It was, sadly, a similar situation with Amos Bowditch. I found him in the 1901 census with his wife, Gertrude, and their daughter, Ethel, who had been born about 1897 in Enfield, North London. According to the census Amos was born in Morcombe, Dorset and Gertrude hailed from Lyme Regis. But most interesting of all, a note in the address column in the census stated "83 Park Street, Dolphin Inn - Common Lodging House" and for the first time there were lodgers at the Dolphin - eleven of them!
An item from the 2 October 1885 edition of the Western Gazette.
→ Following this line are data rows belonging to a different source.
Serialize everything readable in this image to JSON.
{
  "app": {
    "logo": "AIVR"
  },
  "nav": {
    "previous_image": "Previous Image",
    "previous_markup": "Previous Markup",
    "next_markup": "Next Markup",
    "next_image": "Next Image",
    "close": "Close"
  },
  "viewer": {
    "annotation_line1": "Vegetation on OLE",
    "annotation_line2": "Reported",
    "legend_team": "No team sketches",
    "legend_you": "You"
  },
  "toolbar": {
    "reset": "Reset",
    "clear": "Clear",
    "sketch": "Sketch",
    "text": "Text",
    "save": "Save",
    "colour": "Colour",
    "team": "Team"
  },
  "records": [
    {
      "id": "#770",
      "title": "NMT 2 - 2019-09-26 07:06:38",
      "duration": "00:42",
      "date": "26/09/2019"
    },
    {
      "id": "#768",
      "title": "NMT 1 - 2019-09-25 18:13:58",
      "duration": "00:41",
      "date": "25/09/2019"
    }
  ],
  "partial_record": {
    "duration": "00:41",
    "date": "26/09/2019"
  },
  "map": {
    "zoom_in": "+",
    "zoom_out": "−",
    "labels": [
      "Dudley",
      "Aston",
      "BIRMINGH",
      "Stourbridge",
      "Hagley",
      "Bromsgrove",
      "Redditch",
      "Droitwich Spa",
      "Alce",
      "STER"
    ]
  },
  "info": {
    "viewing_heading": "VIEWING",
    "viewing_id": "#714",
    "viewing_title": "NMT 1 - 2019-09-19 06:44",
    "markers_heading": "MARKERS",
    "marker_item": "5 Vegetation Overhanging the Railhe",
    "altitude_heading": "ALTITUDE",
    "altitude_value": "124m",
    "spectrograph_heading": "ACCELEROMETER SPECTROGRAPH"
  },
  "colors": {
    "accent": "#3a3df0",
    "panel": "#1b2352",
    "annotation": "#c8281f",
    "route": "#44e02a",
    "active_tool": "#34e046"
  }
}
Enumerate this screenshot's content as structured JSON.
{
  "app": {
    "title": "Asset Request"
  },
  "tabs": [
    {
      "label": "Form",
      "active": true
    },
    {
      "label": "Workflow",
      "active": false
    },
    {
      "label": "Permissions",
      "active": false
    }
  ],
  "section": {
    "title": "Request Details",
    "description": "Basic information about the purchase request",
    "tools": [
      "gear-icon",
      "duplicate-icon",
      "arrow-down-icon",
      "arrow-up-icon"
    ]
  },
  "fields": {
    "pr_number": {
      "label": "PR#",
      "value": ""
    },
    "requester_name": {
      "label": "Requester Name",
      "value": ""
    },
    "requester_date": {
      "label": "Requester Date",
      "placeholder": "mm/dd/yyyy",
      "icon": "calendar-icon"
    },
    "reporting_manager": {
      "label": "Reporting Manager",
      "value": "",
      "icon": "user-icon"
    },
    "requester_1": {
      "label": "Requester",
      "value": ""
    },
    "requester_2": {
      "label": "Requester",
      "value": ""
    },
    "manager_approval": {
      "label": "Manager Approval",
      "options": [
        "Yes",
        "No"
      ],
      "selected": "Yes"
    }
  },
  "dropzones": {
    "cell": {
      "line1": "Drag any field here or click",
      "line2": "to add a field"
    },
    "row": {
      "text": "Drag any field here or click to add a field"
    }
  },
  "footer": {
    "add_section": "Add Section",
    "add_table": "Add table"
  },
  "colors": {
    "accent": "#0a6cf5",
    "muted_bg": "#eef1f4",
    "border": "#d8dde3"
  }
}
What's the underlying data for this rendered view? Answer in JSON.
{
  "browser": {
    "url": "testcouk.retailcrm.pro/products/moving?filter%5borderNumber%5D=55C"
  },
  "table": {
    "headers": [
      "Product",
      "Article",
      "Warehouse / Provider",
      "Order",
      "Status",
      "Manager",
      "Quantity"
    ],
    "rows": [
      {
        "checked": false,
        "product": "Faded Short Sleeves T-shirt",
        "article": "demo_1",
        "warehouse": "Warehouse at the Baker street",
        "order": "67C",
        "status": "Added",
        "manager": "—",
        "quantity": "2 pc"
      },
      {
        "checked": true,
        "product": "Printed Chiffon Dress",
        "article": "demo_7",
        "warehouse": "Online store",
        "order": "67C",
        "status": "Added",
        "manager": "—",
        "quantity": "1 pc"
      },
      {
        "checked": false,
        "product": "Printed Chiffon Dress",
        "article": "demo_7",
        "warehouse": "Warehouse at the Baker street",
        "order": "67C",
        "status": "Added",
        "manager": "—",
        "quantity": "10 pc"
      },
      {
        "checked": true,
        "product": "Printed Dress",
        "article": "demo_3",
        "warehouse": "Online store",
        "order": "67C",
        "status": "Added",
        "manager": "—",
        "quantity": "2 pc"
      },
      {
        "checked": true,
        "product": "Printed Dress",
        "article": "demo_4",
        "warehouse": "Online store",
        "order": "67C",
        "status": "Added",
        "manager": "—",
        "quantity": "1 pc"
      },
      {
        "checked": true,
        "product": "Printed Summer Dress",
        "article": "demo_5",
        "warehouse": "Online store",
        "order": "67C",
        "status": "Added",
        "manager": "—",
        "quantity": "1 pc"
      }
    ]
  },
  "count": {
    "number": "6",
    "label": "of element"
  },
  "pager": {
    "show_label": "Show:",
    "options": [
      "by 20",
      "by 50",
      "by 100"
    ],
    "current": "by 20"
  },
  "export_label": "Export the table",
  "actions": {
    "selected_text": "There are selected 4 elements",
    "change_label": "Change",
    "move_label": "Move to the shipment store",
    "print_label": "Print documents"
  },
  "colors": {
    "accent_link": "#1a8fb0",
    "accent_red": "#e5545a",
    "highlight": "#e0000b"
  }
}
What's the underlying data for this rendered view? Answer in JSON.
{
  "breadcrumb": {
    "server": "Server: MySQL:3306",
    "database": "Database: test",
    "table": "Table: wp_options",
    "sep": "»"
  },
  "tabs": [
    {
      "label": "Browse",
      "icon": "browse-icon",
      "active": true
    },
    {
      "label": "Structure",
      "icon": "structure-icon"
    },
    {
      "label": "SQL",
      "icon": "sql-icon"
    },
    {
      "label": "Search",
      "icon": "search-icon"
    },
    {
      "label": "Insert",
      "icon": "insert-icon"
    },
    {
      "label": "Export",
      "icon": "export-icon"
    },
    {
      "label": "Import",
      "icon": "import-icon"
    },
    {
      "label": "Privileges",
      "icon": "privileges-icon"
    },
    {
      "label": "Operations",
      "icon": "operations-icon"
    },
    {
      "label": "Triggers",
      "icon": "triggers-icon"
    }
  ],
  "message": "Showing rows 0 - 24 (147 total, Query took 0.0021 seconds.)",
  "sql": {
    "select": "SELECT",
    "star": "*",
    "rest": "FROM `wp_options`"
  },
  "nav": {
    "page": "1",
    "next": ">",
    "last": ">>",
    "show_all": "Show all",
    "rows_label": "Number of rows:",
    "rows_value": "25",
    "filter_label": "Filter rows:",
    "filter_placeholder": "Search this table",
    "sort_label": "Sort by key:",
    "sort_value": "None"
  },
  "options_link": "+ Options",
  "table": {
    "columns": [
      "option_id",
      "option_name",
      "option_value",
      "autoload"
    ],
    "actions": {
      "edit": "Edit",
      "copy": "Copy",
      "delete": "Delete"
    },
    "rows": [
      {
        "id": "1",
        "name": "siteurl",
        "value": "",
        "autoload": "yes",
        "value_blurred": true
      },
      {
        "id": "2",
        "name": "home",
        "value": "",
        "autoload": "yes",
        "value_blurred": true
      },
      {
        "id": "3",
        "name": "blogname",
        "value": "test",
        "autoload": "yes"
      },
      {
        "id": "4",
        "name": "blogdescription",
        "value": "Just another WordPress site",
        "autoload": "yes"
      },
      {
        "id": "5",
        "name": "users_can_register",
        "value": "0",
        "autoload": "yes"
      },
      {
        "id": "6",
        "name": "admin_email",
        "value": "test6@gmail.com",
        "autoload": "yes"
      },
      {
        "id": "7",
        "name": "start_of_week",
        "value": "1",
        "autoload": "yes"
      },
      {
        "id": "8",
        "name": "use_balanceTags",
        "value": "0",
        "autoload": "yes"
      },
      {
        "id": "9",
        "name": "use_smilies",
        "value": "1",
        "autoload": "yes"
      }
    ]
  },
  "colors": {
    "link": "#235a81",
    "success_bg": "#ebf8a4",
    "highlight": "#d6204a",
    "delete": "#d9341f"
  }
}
The landlord in question, although not named in the report, was William Harding.
The notice of sale of the Dolphin Inn in the Western Gazette's edition of 6 December 1907.
1835 – Licensee
1840 – John Hamblin (Robson's 1840 Somerset Directory) listed as Dolphin, Park Street
1842 – John Hamblen – Retailer of Beer (Pigot’s 1842-4 Directory)
1850 – John Hamblin – Beer Retailer (Hunt & Co 1850 Directory) listed as Belmont
1851 – John Hamblin – Grocer & Beer Retailer (1851 census) not named
1852 – John Hamblin - Retailer of Beer (Slater's 1852 Directory) in Park Street
1859 – William Cross – Spirit license refused (Petty Sessions) as Chough’s Tap
1860 – William Cross – Spirit license refused (Petty Sessions)
1861 – William Cross – Beer House Keeper (1861 census) listed as Dolphin Inn
1861 – William Cross – Beer Retailer and Shopkeeper (Kelly's 1861 Directory)
1866 – Robert Bennett - fined for selling beer at an improper hour (Petty Sessions)
1868 – Robert Pretty - fined for selling beer at an improper hour (Petty Sessions, August)
1869 – James Baulch - fined for selling beer at an improper hour (Petty Sessions)
1871 – Thomas Morgan – Carpenter & Innkeeper (1871 census) listed as Dolphin Inn, Belmont
1875 – William Harding – Beer Retailer (Kelly's 1875 Directory)
1881 – William Harding – Slater Plasterer & Innkeeper (1881 census)
1889 – William Harding – Beer Retailer (Kelly’s 1889 Directory) listed as Dolphin
1890 – William Harding – License transfer (Borough Petty Sessions, September)
1890 – Henry Spearing – License transferred (Borough Petty Sessions, September)
1891 – Henry Spearing – Gardener (1891 census) listed as Doulphin Inn
1891 – Henry Spearing – License transfer (Borough Petty Sessions, January)
1891 – Richard Pinney – License transferred (Borough Petty Sessions, January)
1892 – Richard Penny – license transfer (Borough Petty Sessions)
1892 – John Hawkins – license transfer (Borough Petty Sessions)
1894 – License transfer from John Hawkins to John Williams (Borough Petty Sessions)
1895 [sic] – John Hawkins – Beer Retailer (Kelly’s 1895 Directory) pub not named
1898 – G Bowditch (1898 Yeovil Directory) listed as Dolphin Inn, Park Street
1900 – Andrew Mason McCouchie (Whitby's 1900 Yeovil Almanack Advertiser) listed as Dolphin
Inn, 85 Park Street
1901 – Andrew McCouchie - license transfer (Petty Sessions, July)
1901 – Amos Bowritch of Lyme Regis - license transferred (Petty Sessions, July)
1901 – Amos Bowietch – Innkeeper (1901 census) listed as Dolphin Inn at 83 Park Street
1906 – Amos Bowditch Iicensee, Mitchell, Toms & Co, Chard, owners. License refused.